GOAL OF THE EXERCISE: This exercise asks for the records to be retyped exactly as they read.

________________________________________

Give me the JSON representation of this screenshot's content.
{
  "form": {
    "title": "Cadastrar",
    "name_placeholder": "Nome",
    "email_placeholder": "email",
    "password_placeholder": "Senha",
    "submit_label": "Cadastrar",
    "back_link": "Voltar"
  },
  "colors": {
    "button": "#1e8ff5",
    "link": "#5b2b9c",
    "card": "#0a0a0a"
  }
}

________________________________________

SOLVED PROBLEM:
Give me the JSON representation of this screenshot's content.
{
  "form": {
    "title": "Cadastrar",
    "name_placeholder": "Nome",
    "email_placeholder": "email",
    "password_placeholder": "Senha",
    "submit_label": "Cadastrar",
    "back_link": "Voltar"
  },
  "colors": {
    "button": "#1e8ff5",
    "link": "#5b2b9c",
    "card": "#0a0a0a"
  }
}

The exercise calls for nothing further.